My Forty Years Scribblin's
Just Killin' Time

An outfitting story written in 1997 and published the November-December 1997 issue of The Montana Journal. A grizzly claims Mildred's kill.

I wasn't really hunting, but I had time to kill, until my husband, "The Boss," would come back with the pack string load of supplies and a new party of hunters tomorrow. I'd had three days to get ready for them. The bunk tents were in order, a five-gallon can of cookies fresh-baked for the next ten days of lunches and coffee sessions, a pile of kindling behind the stove, and new clean sawdust covered the cook tent floor. The laundry was drying on the tent ropes—so now what to do? I couldn't go fishing; there was no one in camp but me to eat the finny favorites. Indian summer still lingered. The late October days were blue and bright, and darkness came early bringing a blanket of frost. Well, it was great weather for hiking the game trails that branched out in several directions from Chaffin's Outfitter's camp in The Bob Marshall Wilderness. As usual, when I took off by myself, I scribbled a note and weighed it down on the table so they'd know where to look for me if I didn't come back. And as usual, I would feel foolish when I reached camp safe and sound and tore it up, but you never know.

A pleasant silence lay over the land, the jingle of horse bells and the din of human voices were absent, since there was no one for miles around but me, I tied the tent flaps closed and took my rifle along—might meet up with a critter that I couldn't handle with a club! Soon I found myself watching a covey of little Fool Hens (Franklin Grouse) playing "follow the leader." Like a bunch of kids they paraded out from behind a bush, one by one, hopped up on a big rock, then down again still one by one, and disappeared into the bushes. I sat motionless on a rotted log not wanting to disturb them. What kind of wheels were turning inside their little, feathered heads? It was a performance worth remembering.

I meandered up the Cabin Creek trail, eyes on the ground and my mind somewhere else. I may have been humming a little tune, as I sometimes did, to warn wild things that there was something that didn't belong in their midst.

There came a sudden commotion, the crashing of heavy bodies in the timber, the thud of fast-departing hooves, I had blundered into a herd of elk, and they had seen me first. I came to with a jerk and mentally kicked myself for my inattentiveness. How our hunters would have liked that chance! Then, the slightest of movements—right over there. A cow elk stood staring at me! Should I shoot her? I didn't have a horse to pack her into camp—couldn't lift the quarters if I did have. But the men should be in fairly early tomorrow, and I'd send the first one back to pick up my elk. Might be my only chance to get one this season. So I pulled the trigger.

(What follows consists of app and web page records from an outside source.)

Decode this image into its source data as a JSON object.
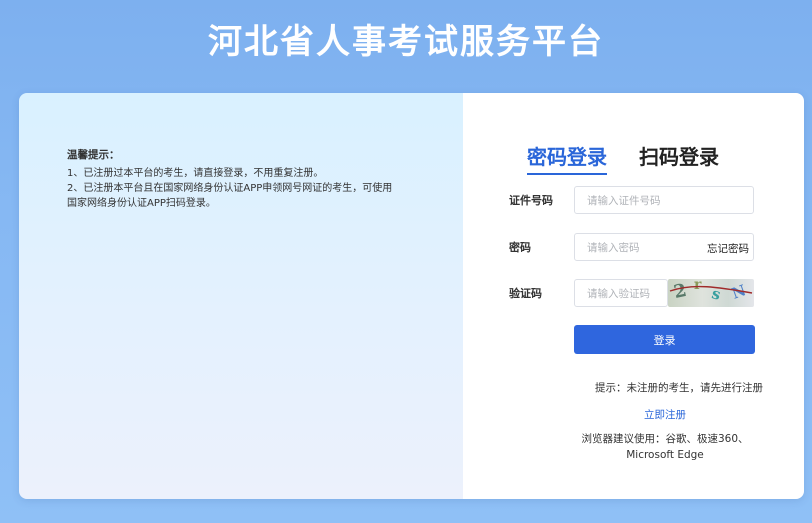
{
  "header": {
    "title": "河北省人事考试服务平台"
  },
  "notice": {
    "title": "温馨提示：",
    "line1": "1、已注册过本平台的考生，请直接登录，不用重复注册。",
    "line2": "2、已注册本平台且在国家网络身份认证APP申领网号网证的考生，可使用国家网络身份认证APP扫码登录。"
  },
  "login": {
    "tabs": [
      {
        "label": "密码登录",
        "active": true
      },
      {
        "label": "扫码登录",
        "active": false
      }
    ],
    "id_label": "证件号码",
    "id_placeholder": "请输入证件号码",
    "password_label": "密码",
    "password_placeholder": "请输入密码",
    "forgot_label": "忘记密码",
    "captcha_label": "验证码",
    "captcha_placeholder": "请输入验证码",
    "captcha_text": "2rsN",
    "submit_label": "登录"
  },
  "footer": {
    "tip": "提示：未注册的考生，请先进行注册",
    "register_link": "立即注册",
    "browser_line1": "浏览器建议使用：谷歌、极速360、",
    "browser_line2": "Microsoft Edge"
  },
  "colors": {
    "accent": "#2f66de",
    "tab_active": "#2a66d9",
    "background": "#86b8f3"
  }
}
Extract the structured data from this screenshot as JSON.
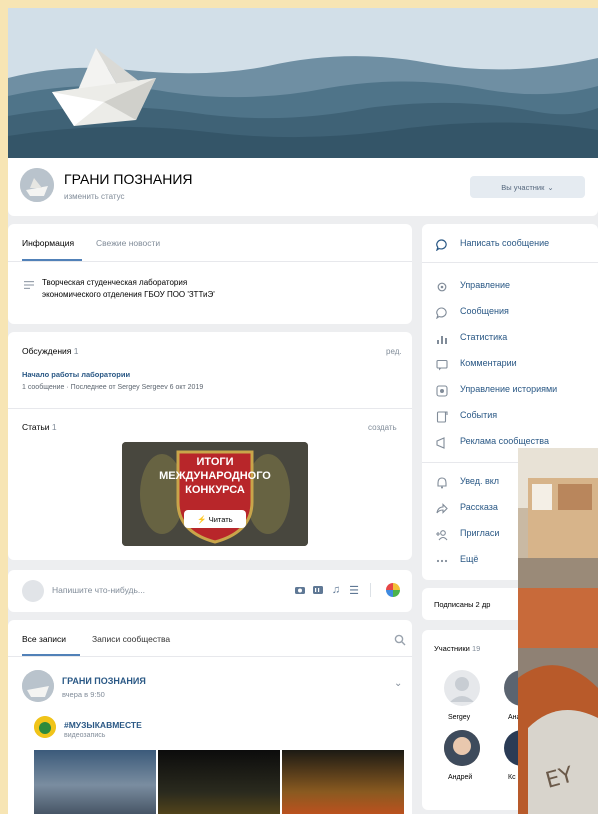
{
  "group": {
    "name": "ГРАНИ ПОЗНАНИЯ",
    "status_link": "изменить статус",
    "member_button": "Вы участник"
  },
  "info_card": {
    "tabs": [
      "Информация",
      "Свежие новости"
    ],
    "description_line1": "Творческая студенческая лаборатория",
    "description_line2": "экономического отделения ГБОУ ПОО 'ЗТТиЭ'"
  },
  "discussions": {
    "label": "Обсуждения",
    "count": "1",
    "edit_link": "ред.",
    "topic_title": "Начало работы лаборатории",
    "topic_meta": "1 сообщение · Последнее от Sergey Sergeev 6 окт 2019"
  },
  "articles": {
    "label": "Статьи",
    "count": "1",
    "create_link": "создать",
    "banner_line1": "ИТОГИ",
    "banner_line2": "МЕЖДУНАРОДНОГО",
    "banner_line3": "КОНКУРСА",
    "read_button": "Читать"
  },
  "composer": {
    "placeholder": "Напишите что-нибудь..."
  },
  "wall": {
    "tabs": [
      "Все записи",
      "Записи сообщества"
    ],
    "post_author": "ГРАНИ ПОЗНАНИЯ",
    "post_time": "вчера в 9:50",
    "repost_title": "#МУЗЫКАВМЕСТЕ",
    "repost_subtitle": "видеозапись"
  },
  "sidebar": {
    "write_message": "Написать сообщение",
    "menu": [
      {
        "label": "Управление",
        "icon": "gear-icon"
      },
      {
        "label": "Сообщения",
        "icon": "message-icon"
      },
      {
        "label": "Статистика",
        "icon": "stats-icon"
      },
      {
        "label": "Комментарии",
        "icon": "comment-icon"
      },
      {
        "label": "Управление историями",
        "icon": "stories-icon"
      },
      {
        "label": "События",
        "icon": "events-icon"
      },
      {
        "label": "Реклама сообщества",
        "icon": "ads-icon"
      }
    ],
    "menu2": [
      {
        "label": "Увед. вкл",
        "icon": "bell-icon"
      },
      {
        "label": "Рассказа",
        "icon": "share-icon"
      },
      {
        "label": "Пригласи",
        "icon": "invite-icon"
      },
      {
        "label": "Ещё",
        "icon": "more-icon"
      }
    ],
    "subscribed_label": "Подписаны 2 др",
    "members_label": "Участники",
    "members_count": "19",
    "members": [
      "Sergey",
      "Анас",
      "Андрей",
      "Кс"
    ]
  },
  "colors": {
    "accent": "#5181b8",
    "link": "#2a5885",
    "border": "#f7e5b4"
  }
}
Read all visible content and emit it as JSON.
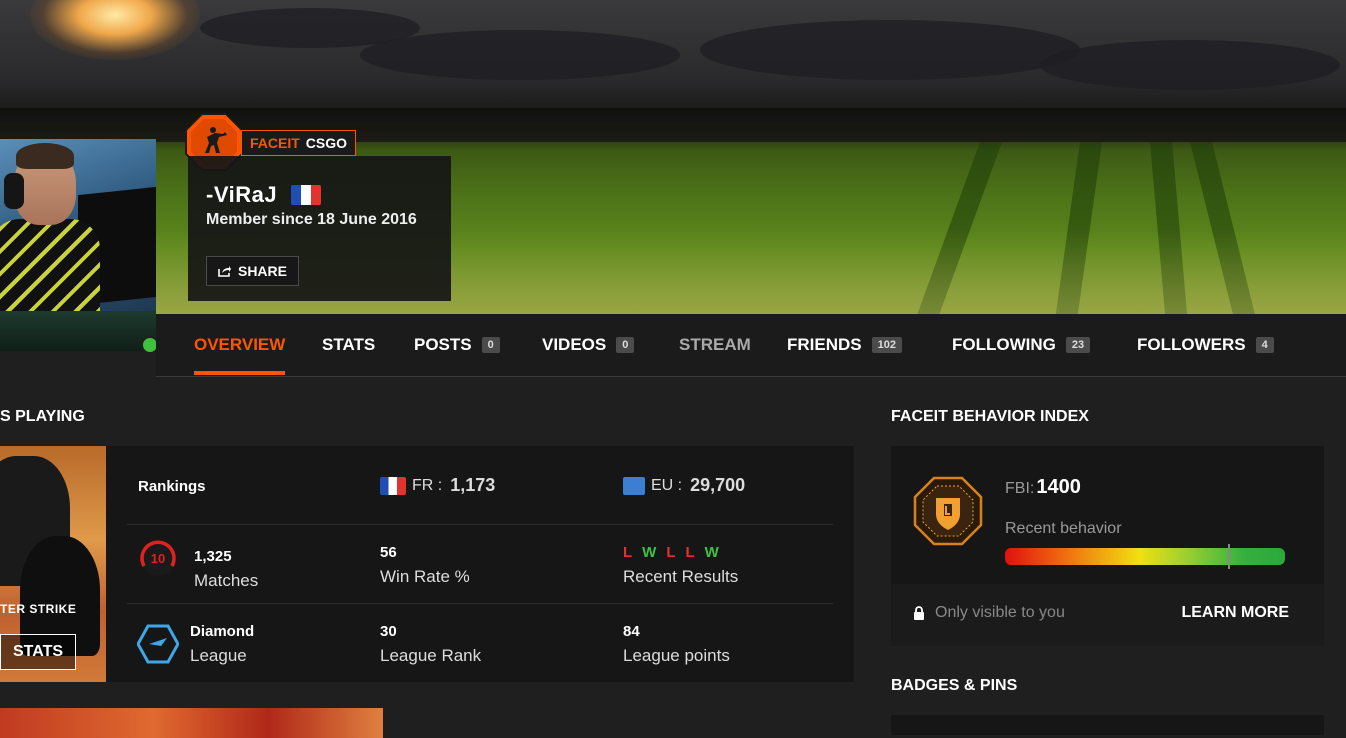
{
  "profile": {
    "brand": "FACEIT",
    "game": "CSGO",
    "nickname": "-ViRaJ",
    "member_since": "Member since 18 June 2016",
    "share_label": "SHARE",
    "country_flag": "france-flag-icon",
    "online": true
  },
  "nav": {
    "tabs": [
      {
        "label": "OVERVIEW",
        "active": true
      },
      {
        "label": "STATS"
      },
      {
        "label": "POSTS",
        "count": "0"
      },
      {
        "label": "VIDEOS",
        "count": "0"
      },
      {
        "label": "STREAM"
      },
      {
        "label": "FRIENDS",
        "count": "102"
      },
      {
        "label": "FOLLOWING",
        "count": "23"
      },
      {
        "label": "FOLLOWERS",
        "count": "4"
      }
    ]
  },
  "playing": {
    "title": "S PLAYING",
    "game_logo": "TER STRIKE",
    "stats_button": "STATS",
    "rankings_label": "Rankings",
    "rank_country": {
      "code": "FR",
      "value": "1,173"
    },
    "rank_region": {
      "code": "EU",
      "value": "29,700"
    },
    "matches": {
      "value": "1,325",
      "label": "Matches"
    },
    "level": "10",
    "win_rate": {
      "value": "56",
      "label": "Win Rate %"
    },
    "recent_results": {
      "value": [
        "L",
        "W",
        "L",
        "L",
        "W"
      ],
      "label": "Recent Results"
    },
    "league": {
      "value": "Diamond",
      "label": "League"
    },
    "league_rank": {
      "value": "30",
      "label": "League Rank"
    },
    "league_points": {
      "value": "84",
      "label": "League points"
    }
  },
  "fbi": {
    "title": "FACEIT BEHAVIOR INDEX",
    "label": "FBI:",
    "value": "1400",
    "recent_behavior": "Recent behavior",
    "behavior_level": 0.8,
    "privacy": "Only visible to you",
    "learn_more": "LEARN MORE"
  },
  "badges": {
    "title": "BADGES & PINS"
  },
  "colors": {
    "accent": "#ff5500",
    "win": "#3ec13e",
    "loss": "#e0332f",
    "background": "#1f1f1f",
    "card": "#161616"
  }
}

She didn't go down—just crow-hopped out into the timber. Darn! I was so frustrated that I wanted to throw the gun as far as I could! But I would have to follow her and try to finish the job. I started out to find my wounded cow. A few yards off the trail I heard a thump. She must have jumped over a log. Then I caught up with her, and she was dead. Right under the tree. Only it wasn't a cow, it was a big calf. And the early long-legged calves stood almost as tall as their mothers by hunting season. I stood there looking at the calf, wishing I could give it back its life. Well, the deed was done. Now the work began. I had never had to dress one out alone, but I knew what had to be done, I even took the bandana off of my head and wiped it out clean. I made sure The Boss wouldn't have any room for fault-finding. I propped the cavity open with a stick and hung my jacket over it on a limb; the human scent would discourage any animals that might come near. It was only half an hour from camp, and I could come back in the morning and throw a canvas over it to keep the ravens from feeding on it.

Morning came, right on schedule. I swallowed my breakfast and went trudging up the trail to cover up my prize. Wouldn't that man of mine be surprised when he rode into camp to find out that I had a job for him? But the surprise turned out to be a two-way street. I stood horrified, looking at what was left of my winter's meat. A bear had found it, and regardless of the scent of my jacket, all he had left me was the hide and a little bit of round steak on both hind quarters. If I hadn't been so mad, I would have probably realized that the bruin was dangerously near, sleeping off his ample supper. I threw the canvas over it and went stomping back to my cook tent.

Our son and two other high school boys came in with the hunters, and I directed them to where I had made my kill. The Boss left with a pack horse, and the kids took a shortcut through the woods. When the kids got there, a good-sized grizzly was there too… come back to finish his banquet. Luckily, the bear ran. Three of those strange two-legged critters must have been too much for him.

I must have been walking around with my hand in the Lord's pocket, for I know now that even with a gun in my hand, I would have been no match for a grizzly bear bent on protecting what he considered his private property.